New factory in Moses Lake will bring hundreds of new jobs

The plant will manufacture lithium-ion anode battery materials for cars and cellphones.

Dr. David Kirtley at the new Helion headquarters, Antares, in Everett, Washington on Wednesday, Jan. 19, 2022  (Olivia Vanni / The Herald)
Helion Energy: New Everett company has the sun in its eyes

The firm is the winner of a new award by Economic Alliance Snohomish County, called Opportunity Lives Here.

Marysville Mayor Jon Nehring is this year's winner of the Henry M. Jackson Award given by Economic Alliance Snohomish County. Photographed in Marysville, Washington on April 25, 2022. (Kevin Clark / The Herald)
Jon Nehring: Longtime Marysville mayor who’s nurtured growth

He’s helped steer the city’s transformation and is winner of the Jackson Award by Economic Alliance Snohomish County.

Monti Ackerman, recipient of the John Fluke Award, is pictured Thursday, April 28, 2022, outside his office in Everett, Washington. (Ryan Berry / The Herald)
Monti Ackerman: A passionate volunteer and calculator whiz

The Fortive executive is the winner of this year’s Fluke Award by Economic Alliance Snohomish County.

Rep. Mike Sells, D-38, is the recipient of this year's Henry M. Jackson award. The award recognizes a visionary leader who through partnership, tenacity and a strong commitment to community has created lasting opportunities to improve quality of life and positively impact the regional economy. Photographed in Everett, Washington on April 29, 2022.  (Kevin Clark / The Herald)
Rep. Mike Sells: He fought for WSU Everett and worker rights

The retiring legislator is the recipient of the Floyd Award from Economic Alliance Snohomish County.

People sit outside the recently opened Amazon Go facility Wednesday, April 27, 2022, in Mill Creek, Washington. (Ryan Berry / The Herald)
Cashier-less Amazon Go buzzing in Mill Creek grand opening

Locals came to check out the high-tech store, with $3 avocado toast and cameras watching customers’ every move.

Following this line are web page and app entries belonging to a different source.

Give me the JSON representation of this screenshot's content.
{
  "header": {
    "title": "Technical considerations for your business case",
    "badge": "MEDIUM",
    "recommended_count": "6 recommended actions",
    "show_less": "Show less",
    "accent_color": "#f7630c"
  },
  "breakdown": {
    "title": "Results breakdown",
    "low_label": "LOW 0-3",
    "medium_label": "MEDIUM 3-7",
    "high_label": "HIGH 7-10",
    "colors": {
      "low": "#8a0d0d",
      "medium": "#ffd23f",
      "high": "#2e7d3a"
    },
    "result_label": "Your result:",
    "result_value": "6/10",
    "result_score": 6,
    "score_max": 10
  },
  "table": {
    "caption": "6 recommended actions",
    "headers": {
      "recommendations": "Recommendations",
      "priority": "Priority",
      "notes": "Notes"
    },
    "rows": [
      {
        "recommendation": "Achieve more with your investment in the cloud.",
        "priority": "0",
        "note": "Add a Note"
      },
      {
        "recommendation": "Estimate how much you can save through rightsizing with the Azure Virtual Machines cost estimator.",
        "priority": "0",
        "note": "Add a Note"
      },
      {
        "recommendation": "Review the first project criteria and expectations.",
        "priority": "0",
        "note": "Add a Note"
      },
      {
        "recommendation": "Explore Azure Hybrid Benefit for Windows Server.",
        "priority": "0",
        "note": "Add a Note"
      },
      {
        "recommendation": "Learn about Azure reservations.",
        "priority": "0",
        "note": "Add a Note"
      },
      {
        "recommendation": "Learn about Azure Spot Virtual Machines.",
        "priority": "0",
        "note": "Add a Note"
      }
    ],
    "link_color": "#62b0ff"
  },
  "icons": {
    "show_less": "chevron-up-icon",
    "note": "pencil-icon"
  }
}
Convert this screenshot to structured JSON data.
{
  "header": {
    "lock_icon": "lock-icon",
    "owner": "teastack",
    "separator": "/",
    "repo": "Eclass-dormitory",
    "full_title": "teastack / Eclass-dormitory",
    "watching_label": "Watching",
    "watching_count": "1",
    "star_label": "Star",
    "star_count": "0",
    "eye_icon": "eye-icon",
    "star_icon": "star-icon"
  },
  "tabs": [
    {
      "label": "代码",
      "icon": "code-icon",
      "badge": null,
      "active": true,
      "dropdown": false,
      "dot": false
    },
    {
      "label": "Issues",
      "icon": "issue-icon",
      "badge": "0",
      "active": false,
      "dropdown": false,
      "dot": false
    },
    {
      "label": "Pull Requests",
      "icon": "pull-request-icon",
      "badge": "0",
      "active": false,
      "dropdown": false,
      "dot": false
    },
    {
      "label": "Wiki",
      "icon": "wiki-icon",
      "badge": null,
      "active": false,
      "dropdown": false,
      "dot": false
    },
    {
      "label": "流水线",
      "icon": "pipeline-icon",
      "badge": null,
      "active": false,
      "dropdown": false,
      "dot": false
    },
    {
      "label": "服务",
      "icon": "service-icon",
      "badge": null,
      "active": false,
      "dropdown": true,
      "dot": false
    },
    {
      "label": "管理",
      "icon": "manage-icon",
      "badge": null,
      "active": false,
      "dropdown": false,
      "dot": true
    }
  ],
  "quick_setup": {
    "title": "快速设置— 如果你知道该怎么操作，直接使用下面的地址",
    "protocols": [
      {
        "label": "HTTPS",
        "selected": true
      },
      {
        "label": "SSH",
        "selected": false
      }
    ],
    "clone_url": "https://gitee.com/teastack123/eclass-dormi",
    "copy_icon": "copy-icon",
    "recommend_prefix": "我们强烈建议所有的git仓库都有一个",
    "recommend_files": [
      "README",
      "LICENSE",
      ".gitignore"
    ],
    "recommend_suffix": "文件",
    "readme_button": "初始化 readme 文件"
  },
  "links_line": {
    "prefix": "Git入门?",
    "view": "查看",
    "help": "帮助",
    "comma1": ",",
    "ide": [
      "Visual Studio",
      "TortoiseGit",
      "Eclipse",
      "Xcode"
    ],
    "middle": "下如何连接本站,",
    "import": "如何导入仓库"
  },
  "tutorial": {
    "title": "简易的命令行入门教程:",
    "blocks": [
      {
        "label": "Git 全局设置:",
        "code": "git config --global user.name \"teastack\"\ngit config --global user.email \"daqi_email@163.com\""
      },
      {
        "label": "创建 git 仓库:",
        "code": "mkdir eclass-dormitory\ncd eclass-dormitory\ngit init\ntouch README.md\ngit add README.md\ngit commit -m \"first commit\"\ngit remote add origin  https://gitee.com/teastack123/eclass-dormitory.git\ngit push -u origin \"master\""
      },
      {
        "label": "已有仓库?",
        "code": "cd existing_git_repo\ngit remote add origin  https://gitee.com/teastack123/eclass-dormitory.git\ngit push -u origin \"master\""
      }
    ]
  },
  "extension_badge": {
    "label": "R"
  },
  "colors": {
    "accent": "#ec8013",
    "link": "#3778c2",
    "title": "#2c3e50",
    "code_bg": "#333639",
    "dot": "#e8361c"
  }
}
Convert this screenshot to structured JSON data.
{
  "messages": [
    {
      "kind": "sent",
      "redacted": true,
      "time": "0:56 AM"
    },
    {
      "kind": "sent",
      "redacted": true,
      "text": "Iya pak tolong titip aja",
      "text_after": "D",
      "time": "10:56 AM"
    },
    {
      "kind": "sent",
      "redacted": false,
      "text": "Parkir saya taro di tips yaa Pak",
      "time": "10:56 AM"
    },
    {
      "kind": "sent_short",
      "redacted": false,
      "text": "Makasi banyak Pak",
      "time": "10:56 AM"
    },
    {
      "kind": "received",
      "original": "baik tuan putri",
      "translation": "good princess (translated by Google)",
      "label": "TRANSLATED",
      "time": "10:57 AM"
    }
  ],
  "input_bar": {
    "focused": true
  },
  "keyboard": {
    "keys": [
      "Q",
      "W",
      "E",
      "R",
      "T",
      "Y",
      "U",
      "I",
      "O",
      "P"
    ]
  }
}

Joel Bervell (Courtesy photo)
TikTok med student @joelbervell named top Emerging Leader

Joel Bervell, who highlights disparities in medicine, took top honors at an event for 12 rising stars in Snohomish County.